In this work we will try to extend this thinking to more flexible priors in the hidden variables of a neural network. In particular, we will impose wavelike dynamics in hidden variables under transformations of the inputs, which relaxes the stricter notion of equivariance. We find that under certain conditions, wavelike dynamics naturally arises in these hidden representations. We formalize this idea in a VAE-over-time architecture where the hidden dynamics is described by a Fokker-Planck (a.k.a. drift-diffusion) equation. This in turn leads to a new definition of a disentangled hidden representation of input states that can easily be manipulated to undergo transformations. Joint work with Andy T. Keller and Yue Song.


Max Welling is a full professor and research chair in machine learning at the University of Amsterdam. He is a fellow at the Canadian Institute for Advanced Research (CIFAR) and the European Lab for Learning and Intelligent Systems (ELLIS) where he serves on the founding board. His previous appointments include Distinguished Scientist at MSR, VP at Qualcomm Technologies, professor at UC Irvine, postdoc at U. Toronto and UCL under supervision of prof. Geoffrey Hinton, and postdoc at Caltech under supervision of prof. Pietro Perona. He finished his PhD in theoretical high energy physics under supervision of Nobel laureate prof. Gerard ‘t Hooft. Max Welling has served as associate editor in chief of IEEE TPAMI from 2011-2015, he serves on the advisory board of the Neurips foundation since 2015 and has been program chair and general chair of Neurips in 2013 and 2014 respectively. He was also program chair of AISTATS in 2009 and ECCV in 2016 and general chair and co-founder of MIDL 2018. Max Welling is recipient of the ECCV Koenderink Prize in 2010 and the ICML Test of Time award in 2021.

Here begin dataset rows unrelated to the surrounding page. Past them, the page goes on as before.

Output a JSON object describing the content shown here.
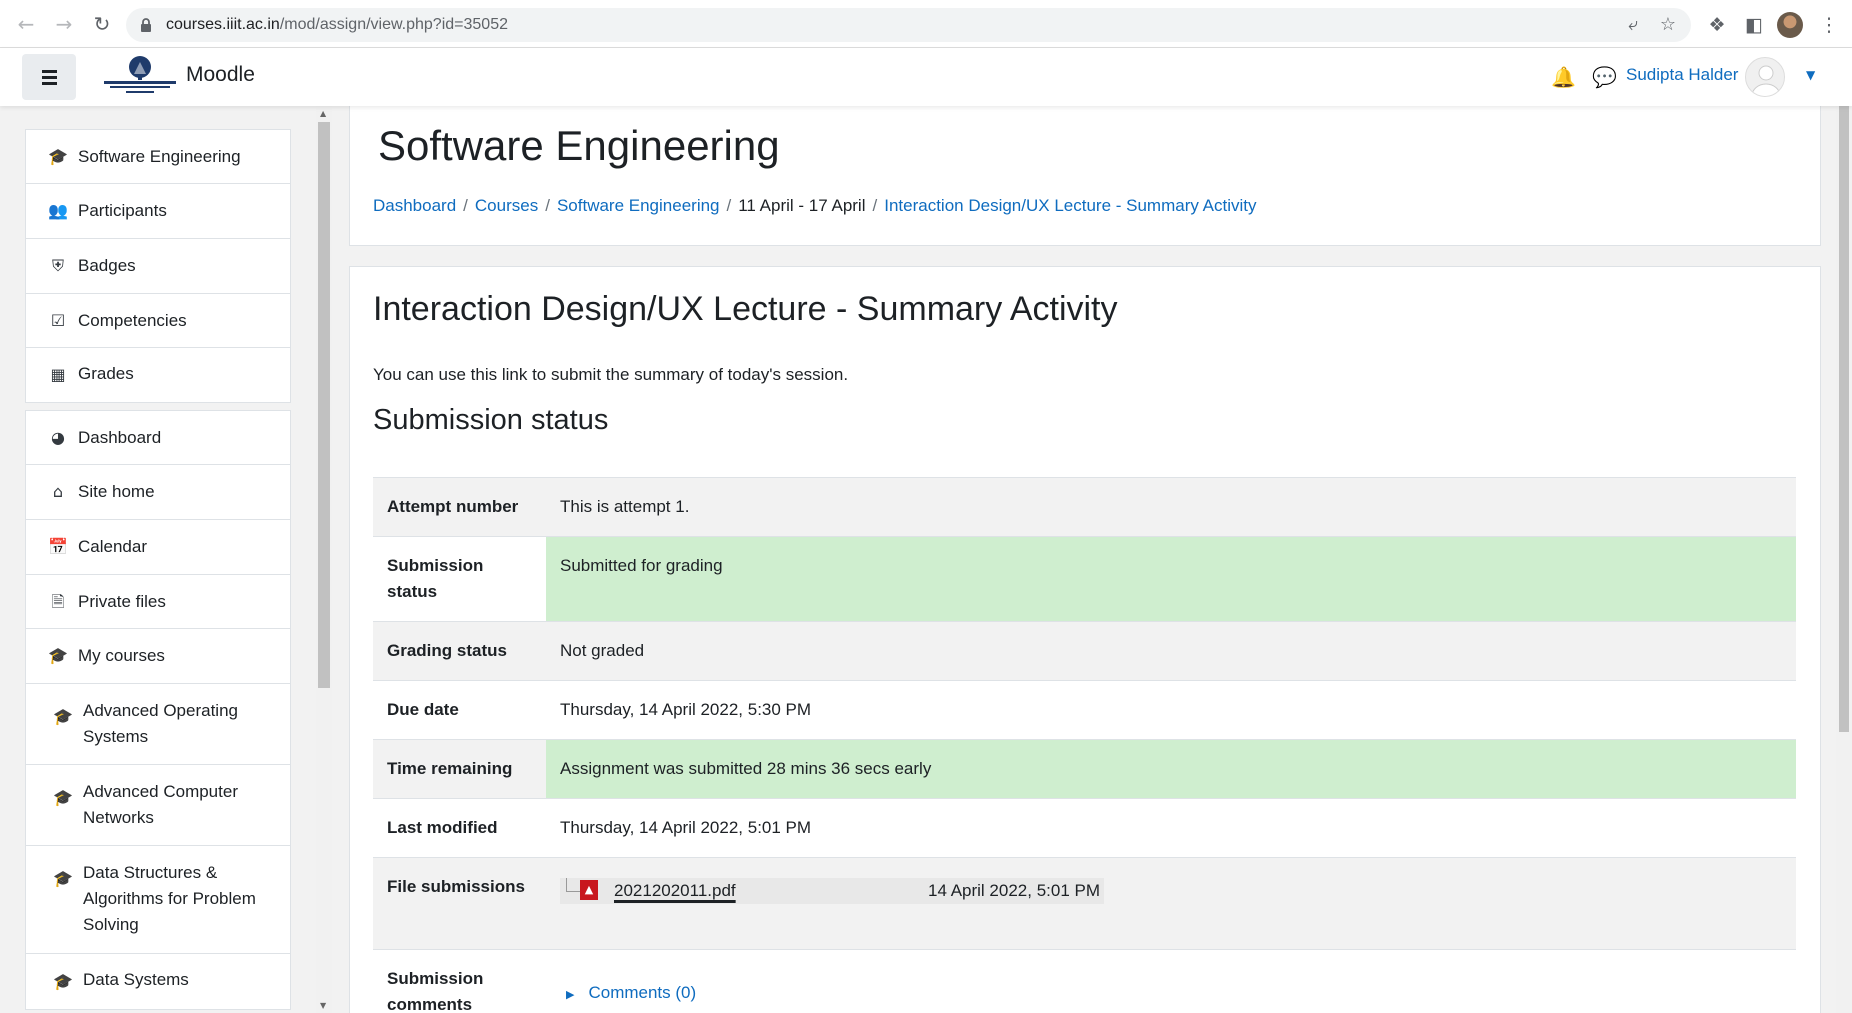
{
  "browser": {
    "url_host": "courses.iiit.ac.in",
    "url_path": "/mod/assign/view.php?id=35052"
  },
  "navbar": {
    "brand": "Moodle",
    "user_name": "Sudipta Halder"
  },
  "course_nav": [
    {
      "label": "Software Engineering",
      "icon": "graduation-cap-icon"
    },
    {
      "label": "Participants",
      "icon": "users-icon"
    },
    {
      "label": "Badges",
      "icon": "shield-icon"
    },
    {
      "label": "Competencies",
      "icon": "checkbox-icon"
    },
    {
      "label": "Grades",
      "icon": "table-icon"
    }
  ],
  "site_nav": [
    {
      "label": "Dashboard",
      "icon": "dashboard-icon"
    },
    {
      "label": "Site home",
      "icon": "home-icon"
    },
    {
      "label": "Calendar",
      "icon": "calendar-icon"
    },
    {
      "label": "Private files",
      "icon": "file-icon"
    },
    {
      "label": "My courses",
      "icon": "graduation-cap-icon"
    },
    {
      "label": "Advanced Operating Systems",
      "icon": "graduation-cap-icon"
    },
    {
      "label": "Advanced Computer Networks",
      "icon": "graduation-cap-icon"
    },
    {
      "label": "Data Structures & Algorithms for Problem Solving",
      "icon": "graduation-cap-icon"
    },
    {
      "label": "Data Systems",
      "icon": "graduation-cap-icon"
    }
  ],
  "header": {
    "course_title": "Software Engineering",
    "breadcrumb": [
      "Dashboard",
      "Courses",
      "Software Engineering",
      "11 April - 17 April",
      "Interaction Design/UX Lecture - Summary Activity"
    ]
  },
  "activity": {
    "title": "Interaction Design/UX Lecture - Summary Activity",
    "intro": "You can use this link to submit the summary of today's session.",
    "section_title": "Submission status"
  },
  "status": {
    "attempt_label": "Attempt number",
    "attempt_value": "This is attempt 1.",
    "submission_label": "Submission status",
    "submission_value": "Submitted for grading",
    "grading_label": "Grading status",
    "grading_value": "Not graded",
    "due_label": "Due date",
    "due_value": "Thursday, 14 April 2022, 5:30 PM",
    "remaining_label": "Time remaining",
    "remaining_value": "Assignment was submitted 28 mins 36 secs early",
    "modified_label": "Last modified",
    "modified_value": "Thursday, 14 April 2022, 5:01 PM",
    "files_label": "File submissions",
    "file_name": "2021202011.pdf",
    "file_date": "14 April 2022, 5:01 PM",
    "comments_label": "Submission comments",
    "comments_link": "Comments (0)",
    "highlight_color": "#cfeecf"
  },
  "colors": {
    "link": "#0f6cbf",
    "pdf": "#c8171e"
  }
}
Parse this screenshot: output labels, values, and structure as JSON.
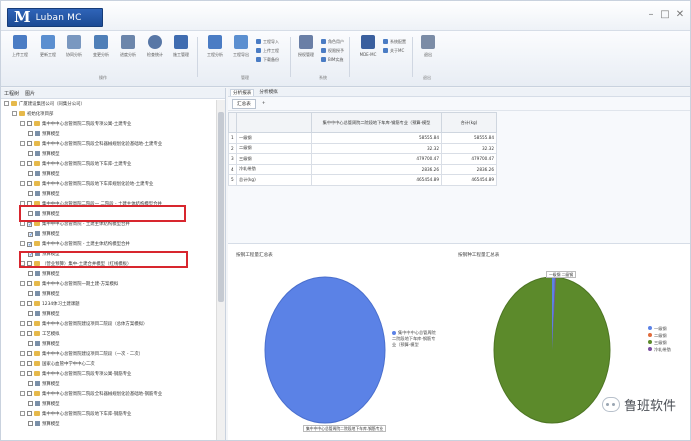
{
  "app": {
    "logo_letter": "M",
    "title": "Luban MC"
  },
  "window_controls": {
    "minimize": "–",
    "restore": "□",
    "close": "✕"
  },
  "ribbon": {
    "buttons": [
      {
        "label": "上传工程",
        "color": "#4a7cc4"
      },
      {
        "label": "更新工程",
        "color": "#5b8fd0"
      },
      {
        "label": "协同分析",
        "color": "#7a98c0"
      },
      {
        "label": "变更分析",
        "color": "#4f7fb8"
      },
      {
        "label": "进度分析",
        "color": "#6c86ab"
      },
      {
        "label": "检查统计",
        "color": "#5877a6"
      },
      {
        "label": "施工管理",
        "color": "#3f6cb0"
      },
      {
        "label": "工程分析",
        "color": "#4a7cc4"
      },
      {
        "label": "工程导出",
        "color": "#5b8fd0"
      },
      {
        "label": "授权管理",
        "color": "#6a7fa6"
      },
      {
        "label": "MDE-MC",
        "color": "#3a5f9e"
      },
      {
        "label": "退出",
        "color": "#7b8ca6"
      }
    ],
    "small_items": [
      "工程导入",
      "上传工程",
      "下载备份",
      "角色用户",
      "权限授予",
      "BIM实施",
      "系统配置",
      "关于MC"
    ],
    "groups": [
      "操作",
      "管理",
      "系统",
      "退出"
    ]
  },
  "left_panel": {
    "tabs": [
      "工程树",
      "图片"
    ],
    "tree": [
      {
        "label": "广厦建设集团公司（同集分公司）",
        "indent": 0,
        "checkbox": false
      },
      {
        "label": "初始化项目部",
        "indent": 1,
        "checkbox": false
      },
      {
        "label": "集中中中心总管周院二院段专项公寓-土建专业",
        "indent": 2,
        "checkbox": true
      },
      {
        "label": "预算模型",
        "indent": 3,
        "checkbox": true
      },
      {
        "label": "集中中中心总管周院二院段全科器械规划化验基础地-土建专业",
        "indent": 2,
        "checkbox": true
      },
      {
        "label": "预算模型",
        "indent": 3,
        "checkbox": true
      },
      {
        "label": "集中中中心总管周院二院段地下车库-土建专业",
        "indent": 2,
        "checkbox": true
      },
      {
        "label": "预算模型",
        "indent": 3,
        "checkbox": true
      },
      {
        "label": "集中中中心总管周院二院段地下车库规划化验地-土建专业",
        "indent": 2,
        "checkbox": true
      },
      {
        "label": "预算模型",
        "indent": 3,
        "checkbox": true
      },
      {
        "label": "集中中中心总管周院二院段一 二院段 - 土建主体结构模型合并",
        "indent": 2,
        "checkbox": true
      },
      {
        "label": "预算模型",
        "indent": 3,
        "checkbox": true
      },
      {
        "label": "集中中中心总管周院 - 土建主体结构模型合并",
        "indent": 2,
        "checkbox": true,
        "checked": true
      },
      {
        "label": "预算模型",
        "indent": 3,
        "checkbox": true,
        "checked": true
      },
      {
        "label": "集中中中心总管周院 - 土建主体结构模型合并",
        "indent": 2,
        "checkbox": true,
        "checked": true
      },
      {
        "label": "预算模型",
        "indent": 3,
        "checkbox": true,
        "checked": true
      },
      {
        "label": "（营业预算）集中-土建合并模型（红线模板）",
        "indent": 2,
        "checkbox": true
      },
      {
        "label": "预算模型",
        "indent": 3,
        "checkbox": true
      },
      {
        "label": "集中中中心总管周院一期土建-方案模拟",
        "indent": 2,
        "checkbox": true
      },
      {
        "label": "预算模型",
        "indent": 3,
        "checkbox": true
      },
      {
        "label": "1234体习土建课题",
        "indent": 2,
        "checkbox": true
      },
      {
        "label": "预算模型",
        "indent": 3,
        "checkbox": true
      },
      {
        "label": "集中中中心总管周院建设项目二院段（总体方案模拟）",
        "indent": 2,
        "checkbox": true
      },
      {
        "label": "工艺模拟",
        "indent": 2,
        "checkbox": true
      },
      {
        "label": "预算模型",
        "indent": 3,
        "checkbox": true
      },
      {
        "label": "集中中中心总管周院建设项目二院段（一次 - 二次）",
        "indent": 2,
        "checkbox": true
      },
      {
        "label": "国家心血管中学中中心二次",
        "indent": 2,
        "checkbox": true
      },
      {
        "label": "集中中中心总管周院二院段专项公寓-钢筋专业",
        "indent": 2,
        "checkbox": true
      },
      {
        "label": "预算模型",
        "indent": 3,
        "checkbox": true
      },
      {
        "label": "集中中中心总管周院二院段全科器械规划化验基础地-钢筋专业",
        "indent": 2,
        "checkbox": true
      },
      {
        "label": "预算模型",
        "indent": 3,
        "checkbox": true
      },
      {
        "label": "集中中中心总管周院二院段地下车库-钢筋专业",
        "indent": 2,
        "checkbox": true
      },
      {
        "label": "预算模型",
        "indent": 3,
        "checkbox": true
      }
    ]
  },
  "right_panel": {
    "tabs": [
      "分析报表",
      "分析模拟"
    ],
    "subtabs": [
      "汇总表"
    ],
    "add_symbol": "+",
    "table": {
      "columns": [
        "",
        "",
        "集中中中心总管周院二院段地下车库-钢筋专业（预算-模型",
        "合计(kg)"
      ],
      "rows": [
        [
          "1",
          "一级钢",
          "58555.84",
          "58555.84"
        ],
        [
          "2",
          "二级钢",
          "32.32",
          "32.32"
        ],
        [
          "3",
          "三级钢",
          "479700.47",
          "479700.47"
        ],
        [
          "4",
          "冷轧带肋",
          "2836.26",
          "2836.26"
        ],
        [
          "5",
          "总计(kg)",
          "465454.89",
          "465454.89"
        ]
      ]
    },
    "charts": [
      {
        "title": "按钢工程量汇总表",
        "legend": [
          {
            "name": "集中中中心总管周院二院段地下车库-钢筋专业（预算-模型",
            "color": "#5b82e6"
          }
        ],
        "pie_label": "集中中中心总管周院二院段地下车库-钢筋专业"
      },
      {
        "title": "按钢种工程量汇总表",
        "legend": [
          {
            "name": "一级钢",
            "color": "#5b82e6"
          },
          {
            "name": "二级钢",
            "color": "#e06b3c"
          },
          {
            "name": "三级钢",
            "color": "#5c8a2b"
          },
          {
            "name": "冷轧带肋",
            "color": "#7b4fa0"
          }
        ],
        "pie_label": "一级钢 二级钢"
      }
    ]
  },
  "watermark": {
    "text": "鲁班软件"
  }
}
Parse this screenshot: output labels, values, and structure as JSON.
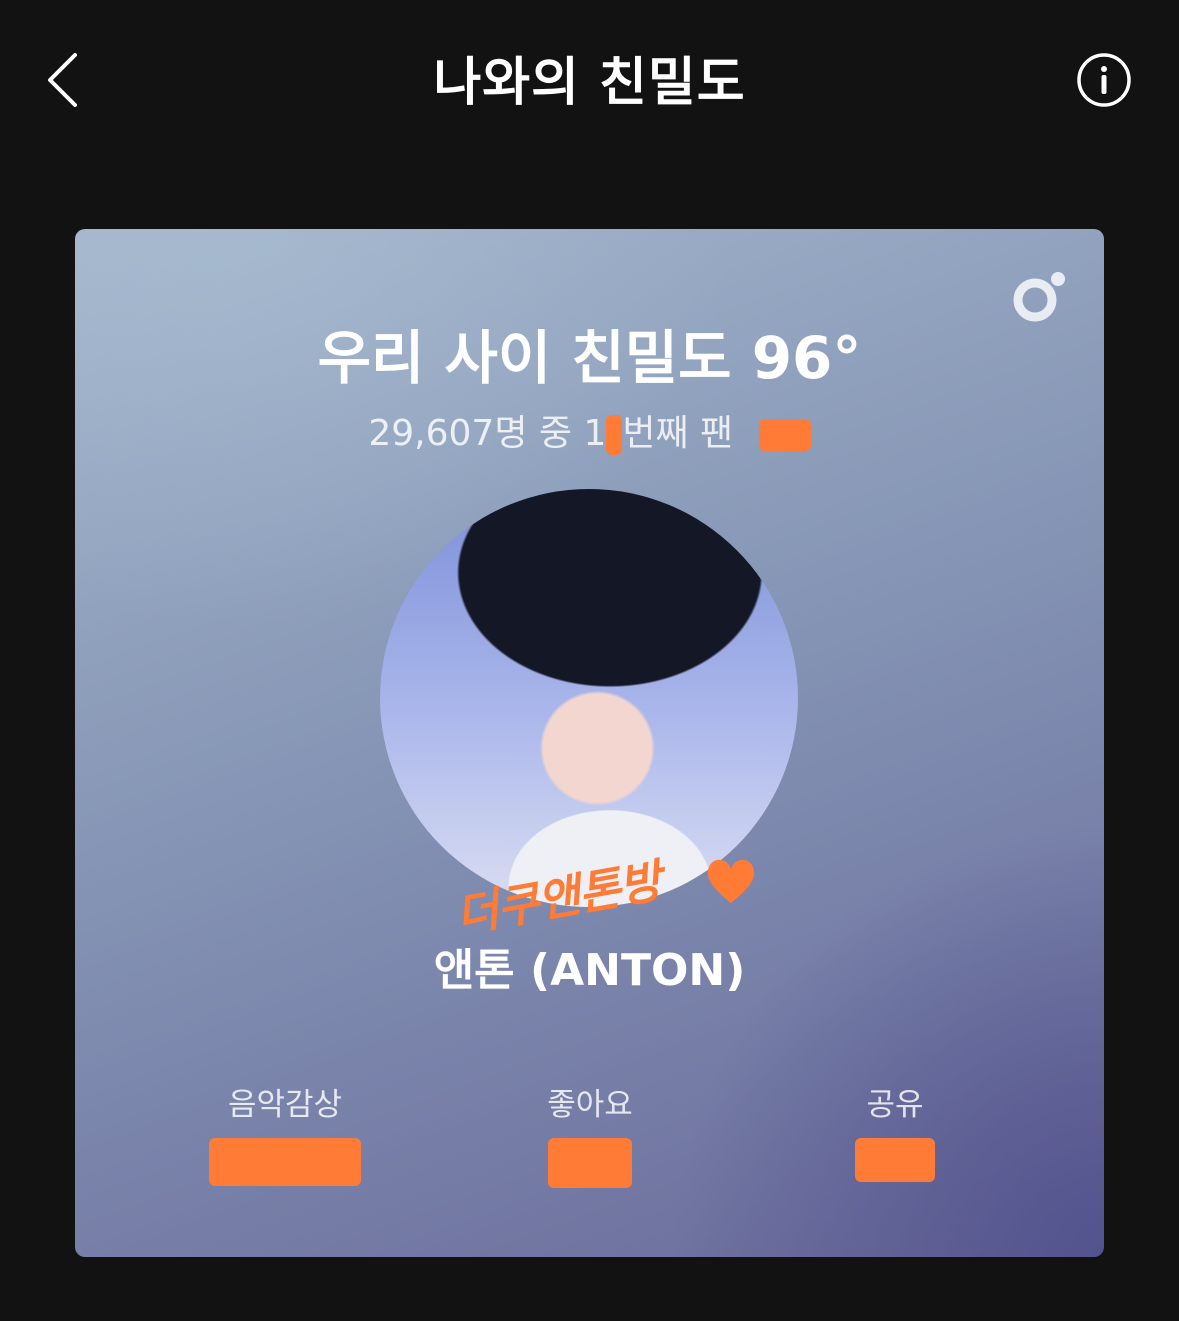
{
  "header": {
    "title": "나와의 친밀도",
    "back_icon": "chevron-left-icon",
    "info_icon": "info-icon"
  },
  "card": {
    "headline": "우리 사이 친밀도 96°",
    "subline_prefix": "29,607명 중 1",
    "subline_suffix": "번째 팬",
    "sticker_text": "더쿠앤톤방",
    "artist_name": "앤톤 (ANTON)",
    "stats": [
      {
        "label": "음악감상"
      },
      {
        "label": "좋아요"
      },
      {
        "label": "공유"
      }
    ],
    "colors": {
      "redaction": "#ff7b36",
      "background": "#121212"
    }
  }
}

Monday October 23rd, 16:00


Room 705, DIMA, Via Dodecaneso 35